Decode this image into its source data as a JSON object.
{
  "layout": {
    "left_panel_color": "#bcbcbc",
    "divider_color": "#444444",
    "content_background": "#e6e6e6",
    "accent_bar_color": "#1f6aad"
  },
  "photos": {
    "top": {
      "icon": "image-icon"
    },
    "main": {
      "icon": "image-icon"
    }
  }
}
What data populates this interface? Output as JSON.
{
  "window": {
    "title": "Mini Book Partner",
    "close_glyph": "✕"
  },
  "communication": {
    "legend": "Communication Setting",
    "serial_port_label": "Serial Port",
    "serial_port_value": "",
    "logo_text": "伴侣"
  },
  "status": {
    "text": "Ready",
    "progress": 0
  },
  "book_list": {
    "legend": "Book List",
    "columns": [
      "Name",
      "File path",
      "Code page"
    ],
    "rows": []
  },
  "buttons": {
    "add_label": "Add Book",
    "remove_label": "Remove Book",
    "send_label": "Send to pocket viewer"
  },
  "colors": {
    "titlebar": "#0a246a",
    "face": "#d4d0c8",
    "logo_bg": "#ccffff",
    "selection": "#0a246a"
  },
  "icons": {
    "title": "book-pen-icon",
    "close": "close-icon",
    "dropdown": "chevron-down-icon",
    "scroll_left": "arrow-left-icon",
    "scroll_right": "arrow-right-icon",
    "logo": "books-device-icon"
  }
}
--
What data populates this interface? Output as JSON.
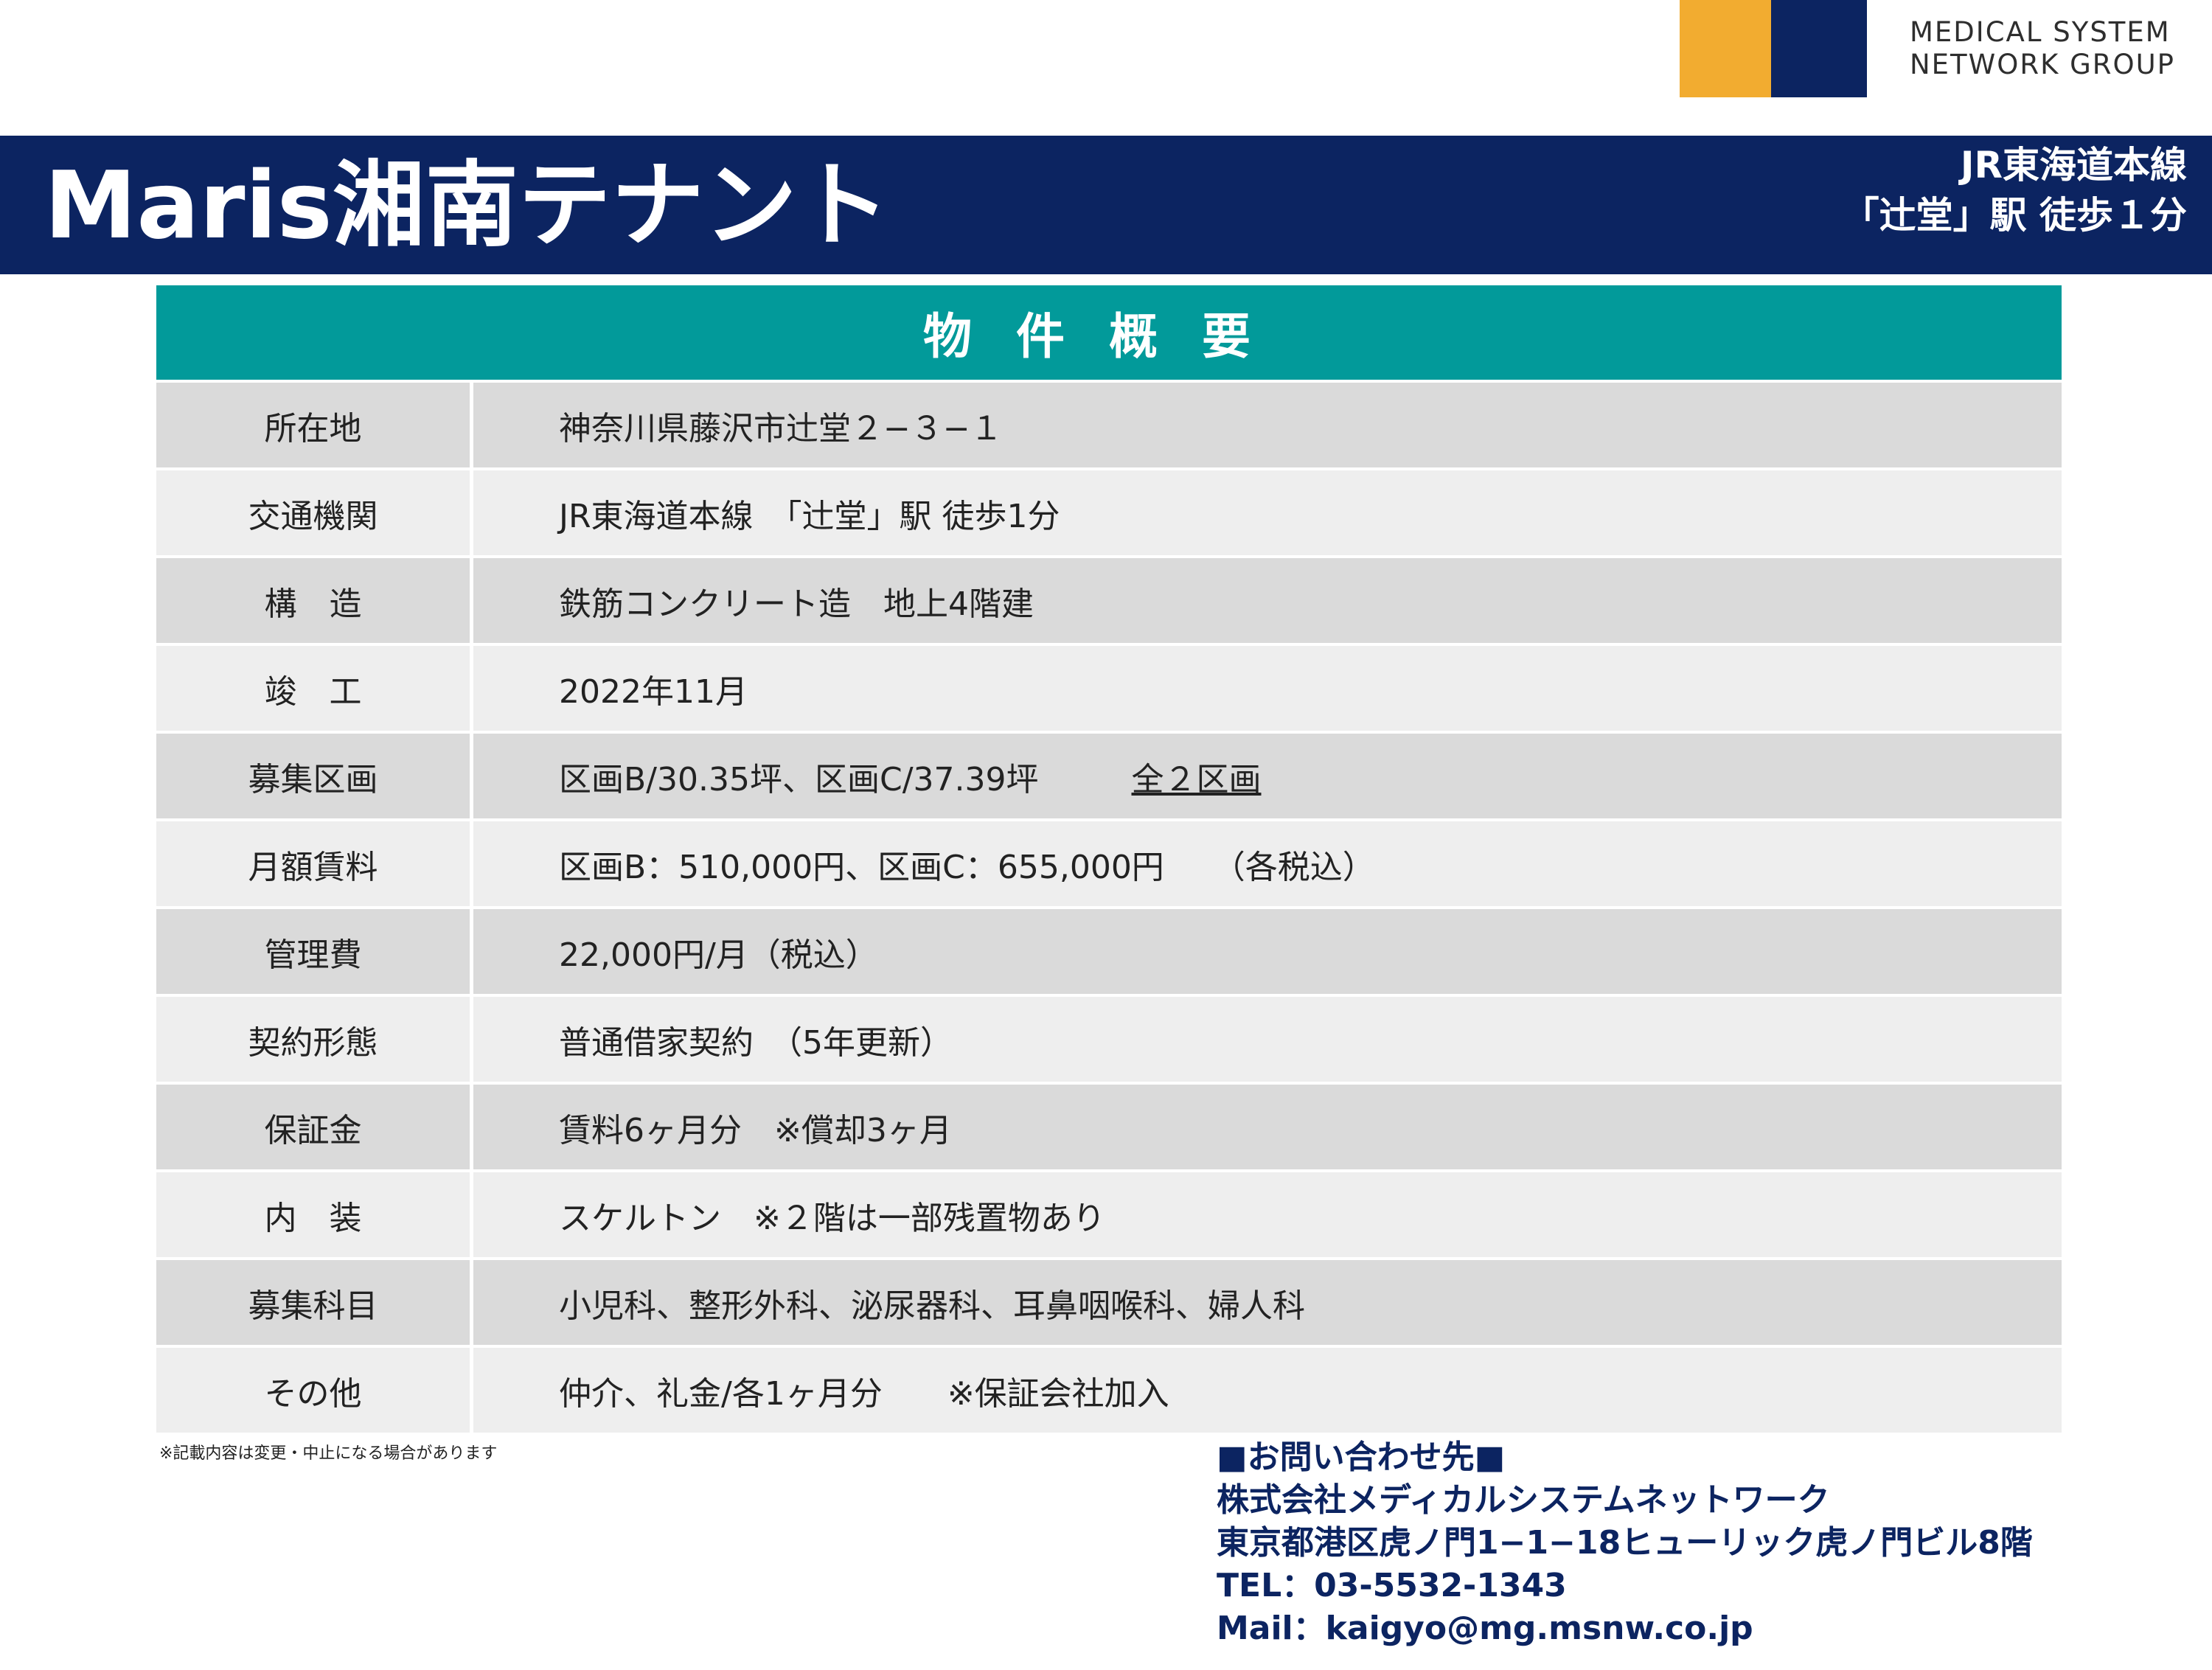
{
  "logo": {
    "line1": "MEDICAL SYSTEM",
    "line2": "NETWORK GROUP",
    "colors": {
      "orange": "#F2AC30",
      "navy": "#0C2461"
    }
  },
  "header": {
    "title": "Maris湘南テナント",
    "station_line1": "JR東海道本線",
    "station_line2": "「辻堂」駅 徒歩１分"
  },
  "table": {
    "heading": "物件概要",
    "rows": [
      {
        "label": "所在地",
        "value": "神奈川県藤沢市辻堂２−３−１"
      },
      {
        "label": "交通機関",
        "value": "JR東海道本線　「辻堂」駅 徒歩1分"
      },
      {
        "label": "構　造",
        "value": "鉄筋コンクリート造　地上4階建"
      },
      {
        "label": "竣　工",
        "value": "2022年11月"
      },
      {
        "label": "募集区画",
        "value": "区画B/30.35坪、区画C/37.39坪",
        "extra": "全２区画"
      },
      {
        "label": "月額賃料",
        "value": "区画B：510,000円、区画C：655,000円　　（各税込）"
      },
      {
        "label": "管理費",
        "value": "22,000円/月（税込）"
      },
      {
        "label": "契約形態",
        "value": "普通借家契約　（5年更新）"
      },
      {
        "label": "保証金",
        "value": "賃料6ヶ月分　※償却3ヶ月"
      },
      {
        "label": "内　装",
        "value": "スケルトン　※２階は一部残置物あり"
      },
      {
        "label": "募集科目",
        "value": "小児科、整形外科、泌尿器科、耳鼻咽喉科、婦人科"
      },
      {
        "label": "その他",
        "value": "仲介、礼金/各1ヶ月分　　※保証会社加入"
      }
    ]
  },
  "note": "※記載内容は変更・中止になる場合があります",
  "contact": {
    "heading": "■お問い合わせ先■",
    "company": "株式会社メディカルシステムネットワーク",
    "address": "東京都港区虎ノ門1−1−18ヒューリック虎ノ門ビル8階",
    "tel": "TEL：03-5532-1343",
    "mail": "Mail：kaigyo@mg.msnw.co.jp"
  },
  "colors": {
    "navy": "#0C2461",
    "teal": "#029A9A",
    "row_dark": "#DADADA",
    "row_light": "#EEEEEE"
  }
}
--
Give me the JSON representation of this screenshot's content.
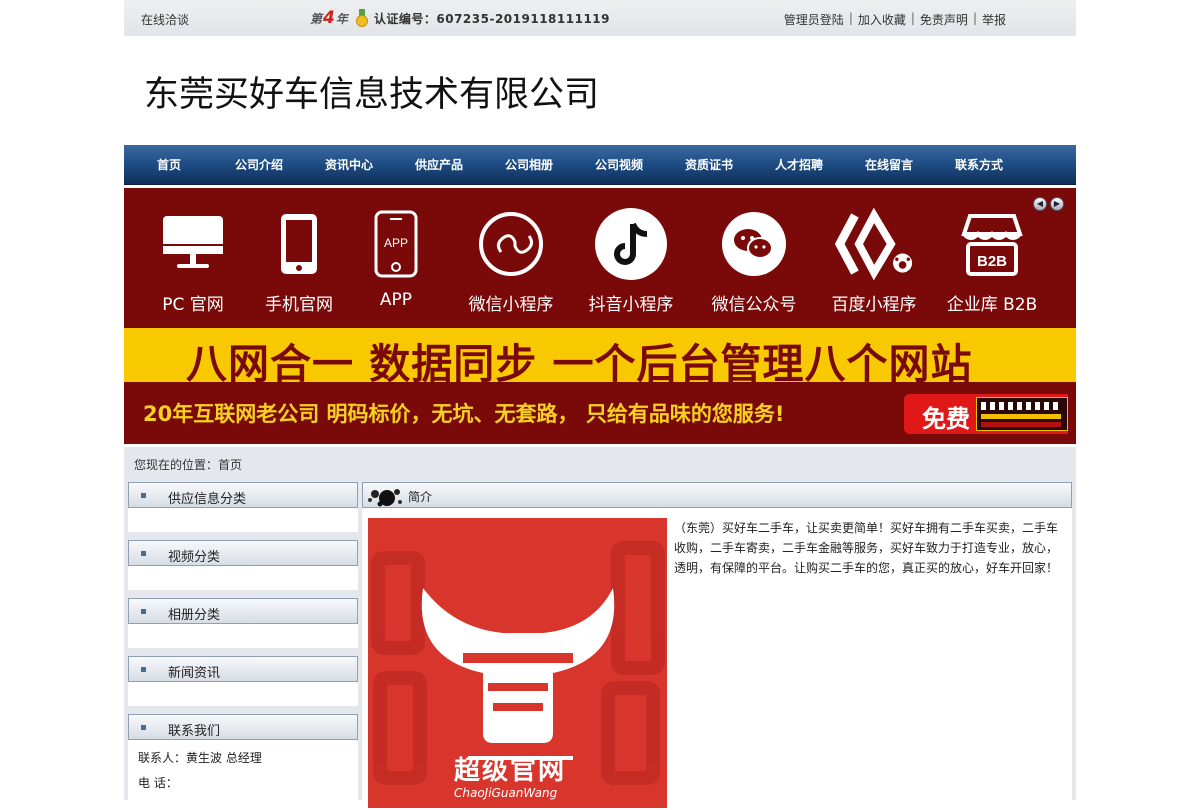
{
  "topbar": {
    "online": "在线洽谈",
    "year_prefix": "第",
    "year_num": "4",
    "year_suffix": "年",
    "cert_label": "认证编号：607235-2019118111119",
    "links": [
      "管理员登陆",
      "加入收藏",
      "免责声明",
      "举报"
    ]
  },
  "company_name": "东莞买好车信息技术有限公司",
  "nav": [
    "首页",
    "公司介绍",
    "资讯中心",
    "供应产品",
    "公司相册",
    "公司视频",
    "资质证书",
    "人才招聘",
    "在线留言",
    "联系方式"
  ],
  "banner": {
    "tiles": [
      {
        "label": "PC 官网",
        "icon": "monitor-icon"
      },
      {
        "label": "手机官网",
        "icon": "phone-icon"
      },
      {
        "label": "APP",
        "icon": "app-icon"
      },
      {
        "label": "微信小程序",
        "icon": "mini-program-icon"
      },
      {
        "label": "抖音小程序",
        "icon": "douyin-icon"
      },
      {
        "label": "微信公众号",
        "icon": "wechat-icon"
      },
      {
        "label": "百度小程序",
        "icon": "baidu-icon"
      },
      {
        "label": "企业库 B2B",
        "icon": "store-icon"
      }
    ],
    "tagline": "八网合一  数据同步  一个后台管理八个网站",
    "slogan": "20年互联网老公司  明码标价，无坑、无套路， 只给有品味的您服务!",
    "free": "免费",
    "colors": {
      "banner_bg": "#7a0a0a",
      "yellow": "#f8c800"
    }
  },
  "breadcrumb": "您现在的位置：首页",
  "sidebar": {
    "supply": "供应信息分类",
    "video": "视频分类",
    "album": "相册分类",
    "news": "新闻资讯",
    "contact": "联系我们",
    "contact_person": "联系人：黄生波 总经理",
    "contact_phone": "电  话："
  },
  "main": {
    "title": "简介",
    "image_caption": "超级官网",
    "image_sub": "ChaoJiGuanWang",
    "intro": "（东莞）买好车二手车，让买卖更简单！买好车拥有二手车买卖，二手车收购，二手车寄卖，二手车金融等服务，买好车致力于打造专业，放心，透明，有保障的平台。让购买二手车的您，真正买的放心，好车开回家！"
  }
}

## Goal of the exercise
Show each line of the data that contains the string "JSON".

## Task result
Decode this image into its source data as a JSON object.
What data populates this interface? Output as JSON.
What data populates this interface? Output as JSON.
Give me the JSON representation of this screenshot's content.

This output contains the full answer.